Yet in an era of infinite replication, when images and logos can be shared and reimagined online in an instant, there’s always the possibility that the smiley could take on a life of its own, leaving the Smiley Company in possession of an image in total opposition to its values. A mass-produced smiling face is already visual fodder for artists, many of whom have subverted its meaning, often to raise questions about conformity and consumerism. Banksy, for example, has placed smileys on the faces of armed police and the grim reaper. For the most part, creative use serves to reinforce the smiley as something iconic, expansive. But what’s to stop it being co-opted by darker forces? Pepe the Frog, an innocent character from a web comic, was appropriated by far-right groups and is now considered a hate symbol. Yellow and black Fred Perry polo shirts are now a uniform for the Proud Boys, which led the brand to halt sales of it in the US. It may have been fleeting, but during the pandemic, the anti-mask movement #SmilesMatter encouraged its followers to wear a smiley badge to signal their views.

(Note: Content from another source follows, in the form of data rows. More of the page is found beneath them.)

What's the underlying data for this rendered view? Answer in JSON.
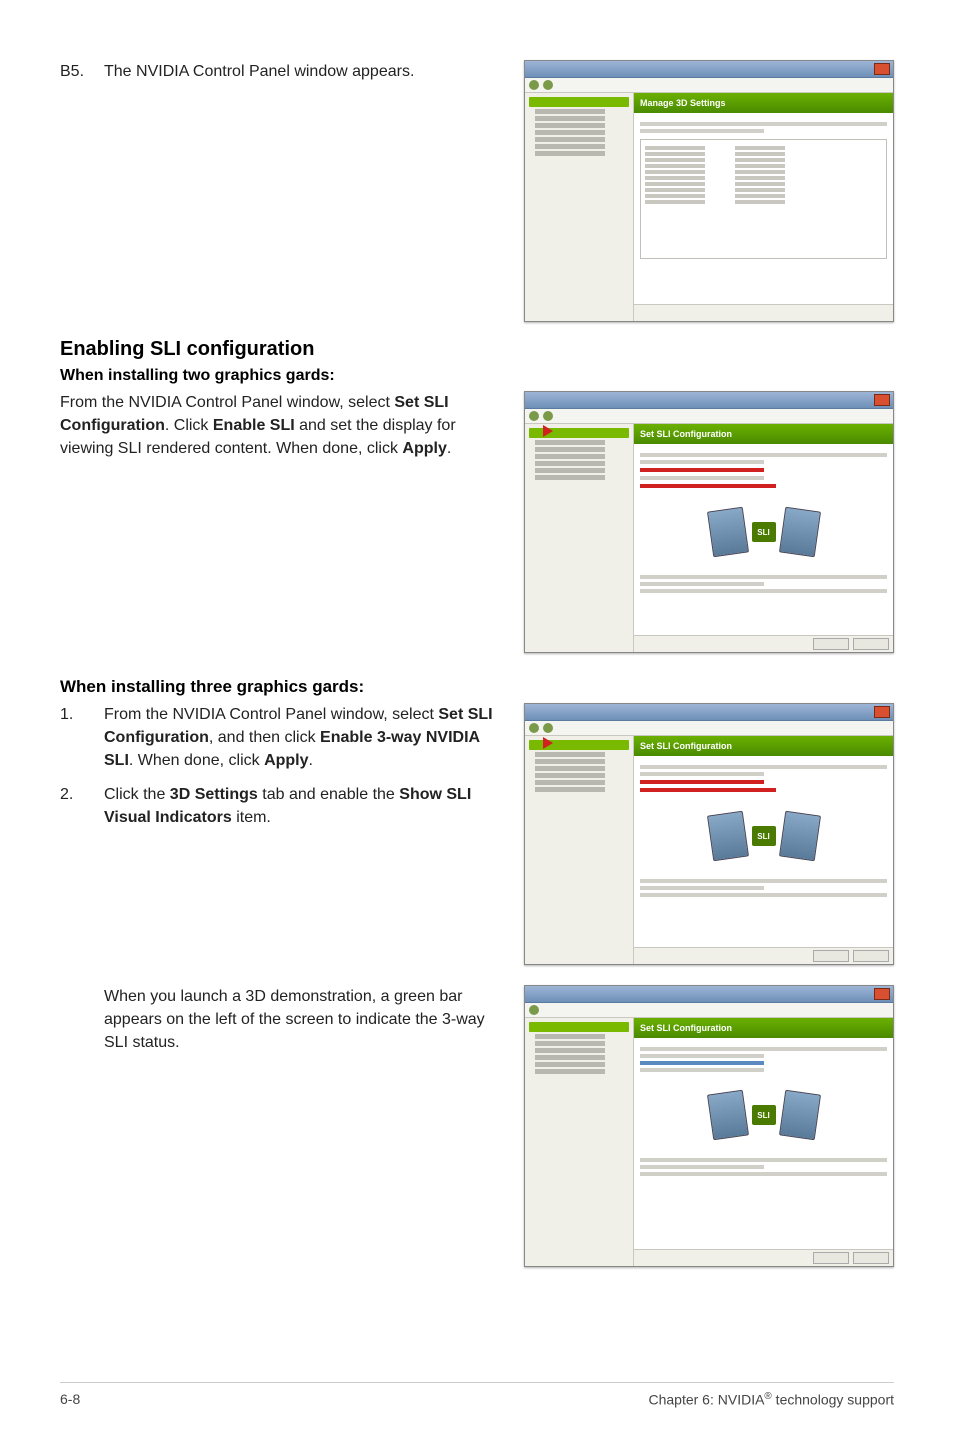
{
  "section1": {
    "num": "B5.",
    "text": "The NVIDIA Control Panel window appears.",
    "panel_title": "Manage 3D Settings"
  },
  "heading": "Enabling SLI configuration",
  "sub1": "When installing two graphics gards:",
  "para1_a": "From the NVIDIA Control Panel window, select ",
  "para1_b": "Set SLI Configuration",
  "para1_c": ". Click ",
  "para1_d": "Enable SLI",
  "para1_e": " and set the display for viewing SLI rendered content. When done, click ",
  "para1_f": "Apply",
  "para1_g": ".",
  "panel2_title": "Set SLI Configuration",
  "sub2": "When installing three graphics gards:",
  "step1_num": "1.",
  "step1_a": "From the NVIDIA Control Panel window, select ",
  "step1_b": "Set SLI Configuration",
  "step1_c": ", and then click ",
  "step1_d": "Enable 3-way NVIDIA SLI",
  "step1_e": ". When done, click ",
  "step1_f": "Apply",
  "step1_g": ".",
  "step2_num": "2.",
  "step2_a": "Click the ",
  "step2_b": "3D Settings",
  "step2_c": " tab and enable the ",
  "step2_d": "Show SLI Visual Indicators",
  "step2_e": " item.",
  "panel3_title": "Set SLI Configuration",
  "para2": "When you launch a 3D demonstration, a green bar appears on the left of the screen to indicate the 3-way SLI status.",
  "panel4_title": "Set SLI Configuration",
  "sli_badge": "SLI",
  "footer_left": "6-8",
  "footer_right_a": "Chapter 6: NVIDIA",
  "footer_right_sup": "®",
  "footer_right_b": " technology support"
}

As I depart smiley HQ, I put this to Loufrani. Is he afraid that one day, people will look at the smiley and see something negative, unpleasant… sad… staring back at them? He’s philosophical. Like his father, he knows that the power of the smiley lies in it being used at all – even if the sentiment is ambiguous, or subverted. “It’s the same between our smile and a human smile,” he says. “It can mean different things to people. If someone smiles at you, you don’t know what’s on their mind. You might read it as happy… but they could be imagining you falling off a cliff.”